Information given |
━━━━━━

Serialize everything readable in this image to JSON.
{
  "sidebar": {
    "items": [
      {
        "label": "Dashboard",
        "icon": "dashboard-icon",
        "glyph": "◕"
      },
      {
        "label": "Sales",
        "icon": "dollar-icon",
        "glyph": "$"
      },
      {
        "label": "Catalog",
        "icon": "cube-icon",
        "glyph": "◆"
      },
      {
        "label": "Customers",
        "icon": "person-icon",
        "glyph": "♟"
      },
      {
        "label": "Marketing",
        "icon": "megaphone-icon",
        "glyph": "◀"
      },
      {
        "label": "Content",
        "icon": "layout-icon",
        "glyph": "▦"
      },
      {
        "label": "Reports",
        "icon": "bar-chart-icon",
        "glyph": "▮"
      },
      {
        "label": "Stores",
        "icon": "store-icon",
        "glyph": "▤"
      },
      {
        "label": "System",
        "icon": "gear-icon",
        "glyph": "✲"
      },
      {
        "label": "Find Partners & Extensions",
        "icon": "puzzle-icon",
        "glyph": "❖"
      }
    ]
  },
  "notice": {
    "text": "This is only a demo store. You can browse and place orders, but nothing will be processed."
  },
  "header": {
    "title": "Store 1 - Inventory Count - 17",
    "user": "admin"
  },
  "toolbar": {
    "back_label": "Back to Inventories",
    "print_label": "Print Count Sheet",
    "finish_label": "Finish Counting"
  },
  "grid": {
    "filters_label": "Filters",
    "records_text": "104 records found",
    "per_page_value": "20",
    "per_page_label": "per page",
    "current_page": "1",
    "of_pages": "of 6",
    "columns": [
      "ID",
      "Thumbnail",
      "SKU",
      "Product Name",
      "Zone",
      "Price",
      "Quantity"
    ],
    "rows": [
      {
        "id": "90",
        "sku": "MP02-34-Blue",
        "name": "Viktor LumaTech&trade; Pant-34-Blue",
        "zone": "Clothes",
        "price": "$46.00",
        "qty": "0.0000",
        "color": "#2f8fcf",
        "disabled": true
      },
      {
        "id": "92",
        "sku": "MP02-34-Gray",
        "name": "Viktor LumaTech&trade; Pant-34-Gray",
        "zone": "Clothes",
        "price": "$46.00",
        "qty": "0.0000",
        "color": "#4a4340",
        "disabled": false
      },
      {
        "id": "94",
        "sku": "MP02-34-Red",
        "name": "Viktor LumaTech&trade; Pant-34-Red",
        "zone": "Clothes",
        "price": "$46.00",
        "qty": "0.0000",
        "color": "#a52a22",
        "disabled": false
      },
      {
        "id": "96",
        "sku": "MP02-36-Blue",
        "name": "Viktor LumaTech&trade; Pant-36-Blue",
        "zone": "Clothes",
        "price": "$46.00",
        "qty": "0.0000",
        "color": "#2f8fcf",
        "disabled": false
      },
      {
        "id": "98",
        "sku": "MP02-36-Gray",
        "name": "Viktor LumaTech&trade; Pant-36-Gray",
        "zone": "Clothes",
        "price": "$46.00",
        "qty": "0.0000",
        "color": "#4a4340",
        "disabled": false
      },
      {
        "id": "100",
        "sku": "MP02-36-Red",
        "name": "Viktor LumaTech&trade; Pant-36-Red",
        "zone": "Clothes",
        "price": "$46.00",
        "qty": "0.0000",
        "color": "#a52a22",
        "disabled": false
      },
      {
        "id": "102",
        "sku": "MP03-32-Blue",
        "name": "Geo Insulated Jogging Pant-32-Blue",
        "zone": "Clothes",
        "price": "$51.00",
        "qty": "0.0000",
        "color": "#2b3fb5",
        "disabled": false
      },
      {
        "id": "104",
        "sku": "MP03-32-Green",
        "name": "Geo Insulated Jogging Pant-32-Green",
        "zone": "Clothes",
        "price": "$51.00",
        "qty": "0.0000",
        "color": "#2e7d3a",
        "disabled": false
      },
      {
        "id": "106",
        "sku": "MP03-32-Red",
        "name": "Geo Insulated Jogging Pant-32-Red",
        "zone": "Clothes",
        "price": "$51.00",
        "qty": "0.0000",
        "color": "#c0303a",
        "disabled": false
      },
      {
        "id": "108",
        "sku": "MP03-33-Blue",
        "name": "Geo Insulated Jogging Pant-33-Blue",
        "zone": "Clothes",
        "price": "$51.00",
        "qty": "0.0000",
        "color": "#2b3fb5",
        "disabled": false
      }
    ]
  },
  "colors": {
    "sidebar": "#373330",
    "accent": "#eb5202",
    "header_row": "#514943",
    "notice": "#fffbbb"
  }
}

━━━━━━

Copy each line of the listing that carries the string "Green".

Task result |
        "sku": "MP03-32-Green",
        "name": "Geo Insulated Jogging Pant-32-Green",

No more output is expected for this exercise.